__Records for the task__.
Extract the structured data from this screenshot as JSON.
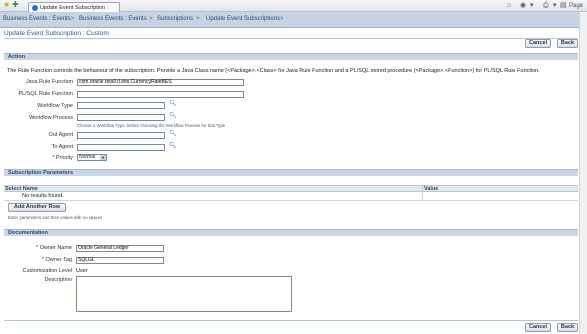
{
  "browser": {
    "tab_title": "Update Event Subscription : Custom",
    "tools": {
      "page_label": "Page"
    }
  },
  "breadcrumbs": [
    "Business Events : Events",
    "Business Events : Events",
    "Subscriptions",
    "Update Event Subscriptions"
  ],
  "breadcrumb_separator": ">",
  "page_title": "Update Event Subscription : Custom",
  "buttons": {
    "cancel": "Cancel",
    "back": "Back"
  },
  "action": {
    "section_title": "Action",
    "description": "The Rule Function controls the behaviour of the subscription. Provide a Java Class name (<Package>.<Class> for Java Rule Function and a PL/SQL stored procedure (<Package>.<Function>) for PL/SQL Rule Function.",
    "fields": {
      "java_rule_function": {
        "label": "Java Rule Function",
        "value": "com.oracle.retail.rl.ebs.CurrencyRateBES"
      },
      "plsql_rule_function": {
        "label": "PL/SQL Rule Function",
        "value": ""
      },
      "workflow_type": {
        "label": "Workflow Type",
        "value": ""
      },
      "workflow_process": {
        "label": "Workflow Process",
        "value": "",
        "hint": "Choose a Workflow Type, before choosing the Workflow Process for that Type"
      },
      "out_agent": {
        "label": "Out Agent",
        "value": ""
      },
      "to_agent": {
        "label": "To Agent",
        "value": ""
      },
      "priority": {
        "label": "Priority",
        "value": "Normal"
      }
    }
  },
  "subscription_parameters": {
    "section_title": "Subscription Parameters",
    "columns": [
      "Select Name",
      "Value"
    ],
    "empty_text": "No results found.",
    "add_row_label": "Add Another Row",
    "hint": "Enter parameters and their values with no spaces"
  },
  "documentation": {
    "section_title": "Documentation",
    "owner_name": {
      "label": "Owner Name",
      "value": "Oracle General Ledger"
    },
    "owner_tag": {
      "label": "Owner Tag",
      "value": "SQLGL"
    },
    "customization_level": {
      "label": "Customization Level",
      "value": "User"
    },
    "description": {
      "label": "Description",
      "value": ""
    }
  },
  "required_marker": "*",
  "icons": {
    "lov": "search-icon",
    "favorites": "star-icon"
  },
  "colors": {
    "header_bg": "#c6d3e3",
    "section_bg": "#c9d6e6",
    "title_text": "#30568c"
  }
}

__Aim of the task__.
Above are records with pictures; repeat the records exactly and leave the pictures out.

__Your solution__.
Extract the structured data from this screenshot as JSON.
{
  "browser": {
    "tab_title": "Update Event Subscription : Custom",
    "tools": {
      "page_label": "Page"
    }
  },
  "breadcrumbs": [
    "Business Events : Events",
    "Business Events : Events",
    "Subscriptions",
    "Update Event Subscriptions"
  ],
  "breadcrumb_separator": ">",
  "page_title": "Update Event Subscription : Custom",
  "buttons": {
    "cancel": "Cancel",
    "back": "Back"
  },
  "action": {
    "section_title": "Action",
    "description": "The Rule Function controls the behaviour of the subscription. Provide a Java Class name (<Package>.<Class> for Java Rule Function and a PL/SQL stored procedure (<Package>.<Function>) for PL/SQL Rule Function.",
    "fields": {
      "java_rule_function": {
        "label": "Java Rule Function",
        "value": "com.oracle.retail.rl.ebs.CurrencyRateBES"
      },
      "plsql_rule_function": {
        "label": "PL/SQL Rule Function",
        "value": ""
      },
      "workflow_type": {
        "label": "Workflow Type",
        "value": ""
      },
      "workflow_process": {
        "label": "Workflow Process",
        "value": "",
        "hint": "Choose a Workflow Type, before choosing the Workflow Process for that Type"
      },
      "out_agent": {
        "label": "Out Agent",
        "value": ""
      },
      "to_agent": {
        "label": "To Agent",
        "value": ""
      },
      "priority": {
        "label": "Priority",
        "value": "Normal"
      }
    }
  },
  "subscription_parameters": {
    "section_title": "Subscription Parameters",
    "columns": [
      "Select Name",
      "Value"
    ],
    "empty_text": "No results found.",
    "add_row_label": "Add Another Row",
    "hint": "Enter parameters and their values with no spaces"
  },
  "documentation": {
    "section_title": "Documentation",
    "owner_name": {
      "label": "Owner Name",
      "value": "Oracle General Ledger"
    },
    "owner_tag": {
      "label": "Owner Tag",
      "value": "SQLGL"
    },
    "customization_level": {
      "label": "Customization Level",
      "value": "User"
    },
    "description": {
      "label": "Description",
      "value": ""
    }
  },
  "required_marker": "*",
  "icons": {
    "lov": "search-icon",
    "favorites": "star-icon"
  },
  "colors": {
    "header_bg": "#c6d3e3",
    "section_bg": "#c9d6e6",
    "title_text": "#30568c"
  }
}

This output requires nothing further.